Such rulings run counter to the underlying values in cases like Hague v. CIO (1939), where Jersey City sought to categorically prohibited the Committee for Industrial Organization from picketing on public property. As Professor Epstein recognized, Justice Owen Roberts reaffirmed that “Wherever the title of streets and parks may rest, they have immemorially been held in trust for the use of the public and, time out of mind, have been used for purposes of assembly, communicating thoughts between citizens, and discussing public questions.” Epstein notes that such cases could be confined to a special rule supporting labor disputes but recognizes the implications for a more robust protection of free speech.
It is hard to see how the narrower approach advocated by Professor Epstein would be implemented. Most of these protesters have walked past the houses on sidewalks. Would police start to arrest anyone with a sign or anyone voicing pro-abortion views in the neighborhood? How about people just walking by in groups but without signs? It is difficult to see a discernible and workable line of regulation. What if a neighbor next door invited protesters on their property or put up signs denouncing a justice?
Many areas today are subject to multi-use zoning which is a mix of residential and business locations. This includes high rise buildings in major cities. Would all of these areas also be barred to protesters?
The alternative is to do precisely what the dissent in Frisby advocated in the narrow tailoring of such laws and addressing disruptive elements of such protests:
“Without question there are many aspects of residential picketing that, if unregulated, might easily become intrusive or unduly coercive. Indeed, some of these aspects are illustrated by this very case…Thus, for example, the government could constitutionally regulate the number of residential picketers, the hours during which a residential picket may take place, or the noise level of such a picket. In short, substantial regulation is permitted to neutralize the intrusive or unduly coercive aspects of picketing around the home. But to say that picketing may be substantially regulated is not to say that it may be prohibited in its entirety. Once size, time, volume, and the like have been controlled to ensure that the picket is no longer intrusive or coercive, only the speech itself remains, conveyed perhaps by a lone, silent individual, walking back and forth with a sign. Such speech, which no longer implicates the heightened governmental interest in residential privacy, is nevertheless banned by the Brookfield law. Therefore, the ordinance is not narrowly tailored.”

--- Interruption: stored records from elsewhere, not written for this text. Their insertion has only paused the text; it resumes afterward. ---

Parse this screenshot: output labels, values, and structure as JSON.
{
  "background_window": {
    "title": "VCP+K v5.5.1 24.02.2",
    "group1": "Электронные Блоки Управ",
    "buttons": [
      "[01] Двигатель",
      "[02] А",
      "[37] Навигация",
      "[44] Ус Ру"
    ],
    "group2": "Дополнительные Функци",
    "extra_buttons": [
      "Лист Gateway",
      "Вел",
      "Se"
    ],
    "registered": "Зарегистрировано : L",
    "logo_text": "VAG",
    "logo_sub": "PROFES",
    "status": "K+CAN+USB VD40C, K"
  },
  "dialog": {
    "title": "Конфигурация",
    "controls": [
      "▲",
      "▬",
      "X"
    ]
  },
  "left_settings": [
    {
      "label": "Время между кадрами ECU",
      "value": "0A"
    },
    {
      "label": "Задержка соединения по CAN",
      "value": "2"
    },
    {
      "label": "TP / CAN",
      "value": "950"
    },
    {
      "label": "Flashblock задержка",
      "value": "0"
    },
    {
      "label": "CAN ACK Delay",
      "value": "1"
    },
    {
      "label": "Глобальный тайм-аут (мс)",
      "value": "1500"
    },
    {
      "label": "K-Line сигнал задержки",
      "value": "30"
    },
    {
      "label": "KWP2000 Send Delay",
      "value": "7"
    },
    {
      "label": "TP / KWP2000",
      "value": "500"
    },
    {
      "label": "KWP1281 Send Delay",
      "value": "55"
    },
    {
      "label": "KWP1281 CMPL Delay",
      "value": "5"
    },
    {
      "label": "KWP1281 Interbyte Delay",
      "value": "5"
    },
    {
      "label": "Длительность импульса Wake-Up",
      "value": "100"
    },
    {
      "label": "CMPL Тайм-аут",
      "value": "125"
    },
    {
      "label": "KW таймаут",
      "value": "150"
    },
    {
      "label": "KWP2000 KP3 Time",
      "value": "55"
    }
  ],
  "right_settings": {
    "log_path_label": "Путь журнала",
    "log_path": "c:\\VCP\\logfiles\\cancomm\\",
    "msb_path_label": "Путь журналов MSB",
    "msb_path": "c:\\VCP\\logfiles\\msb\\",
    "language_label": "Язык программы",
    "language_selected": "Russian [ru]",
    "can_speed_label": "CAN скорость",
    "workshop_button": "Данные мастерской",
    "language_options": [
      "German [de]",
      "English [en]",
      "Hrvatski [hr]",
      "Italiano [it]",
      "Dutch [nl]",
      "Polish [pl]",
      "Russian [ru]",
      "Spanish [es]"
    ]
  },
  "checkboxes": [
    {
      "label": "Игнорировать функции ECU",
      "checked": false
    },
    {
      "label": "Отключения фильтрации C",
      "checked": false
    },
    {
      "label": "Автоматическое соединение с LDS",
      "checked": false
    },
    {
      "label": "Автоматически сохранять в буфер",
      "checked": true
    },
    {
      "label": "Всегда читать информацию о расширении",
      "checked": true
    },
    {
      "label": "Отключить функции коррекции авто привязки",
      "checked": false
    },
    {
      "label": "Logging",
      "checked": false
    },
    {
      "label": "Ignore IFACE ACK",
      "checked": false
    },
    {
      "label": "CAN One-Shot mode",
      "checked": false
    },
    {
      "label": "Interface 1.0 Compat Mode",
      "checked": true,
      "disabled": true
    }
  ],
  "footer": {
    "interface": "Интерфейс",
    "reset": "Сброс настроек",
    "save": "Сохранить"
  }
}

That may seem like “First Amendment exceptionalism” but the alternative is to put free speech on the slippery slope of ill-defined speech regulation.